Geophysical Exploration Of The Puhipuhi Epithermal Area, Northland, New Zealand
From Open Energy Information
Journal Article: Geophysical Exploration Of The Puhipuhi Epithermal Area, Northland, New Zealand
AbstractThe Puhipuhi epithermal area, which occurs in a region of graywacke basement partially covered by basalt and lake-bed deposits, is characterized by both large-scale and small-scale geophysical anomalies. Known occurrences of locally intense alteration or silicification are typically associated with strong gravity, resistivity or IP anomalies. Gravity data define a complex negative residual anomaly (up to -50 gu) which has been used to identify and delineate a large area (about 20 km2) of low-density, presumably clay-altered, graywacke basement rocks. This zone, modeled as extending to a few kilometers depth, encompasses, but is more extensive than, the known areas of alteration and has a close spatial association with the basalt cover rocks. Short-wavelength gravity minima and maxima, which indicate that the most intense alteration of the basement rocks occurs below the basalt, correlate, in part, with the inferred location of hydrothermal upflow zones. The control on the location of these zones and their relationship to the location of the basalts is not well known; however, if the basalts acted as a cap rock to the geothermal system, then these areas merit further exploration. High (>=100 ohm-m) and low (<=10 ohm-m) resistivity and high (>=30 mS) IP anomalies occur in association with known silicification, clay alteration and sulfide mineralisation, respectively. In addition, magnetic data help constrain the relative timing of hydrothermal alteration and basaltic volcanism and indicate that mineralisation was broadly synchronous with volcanism.
- Corinne A. Locke, Simon A. Johnson, John Cassidy and Jeffrey L. Mauk
- Published Journal
- Journal of Geochemical Exploration, 1999

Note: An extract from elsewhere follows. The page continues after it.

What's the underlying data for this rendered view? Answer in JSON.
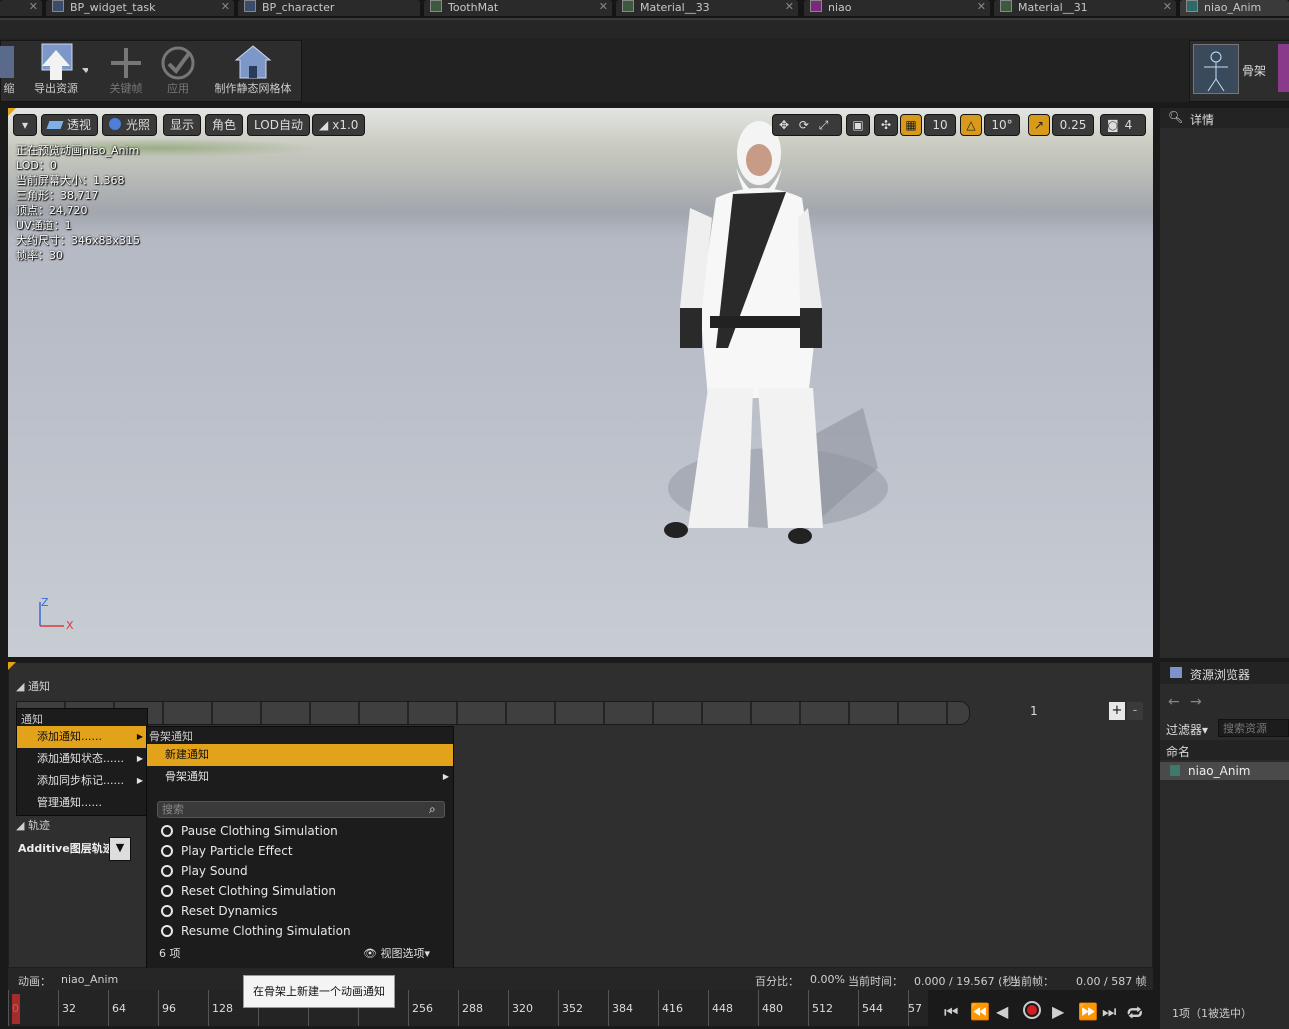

Corinne A. Locke,Simon A. Johnson,John Cassidy,Jeffrey L. Mauk. 1999. Geophysical Exploration Of The Puhipuhi Epithermal Area, Northland, New Zealand. Journal of Geochemical Exploration. (!) .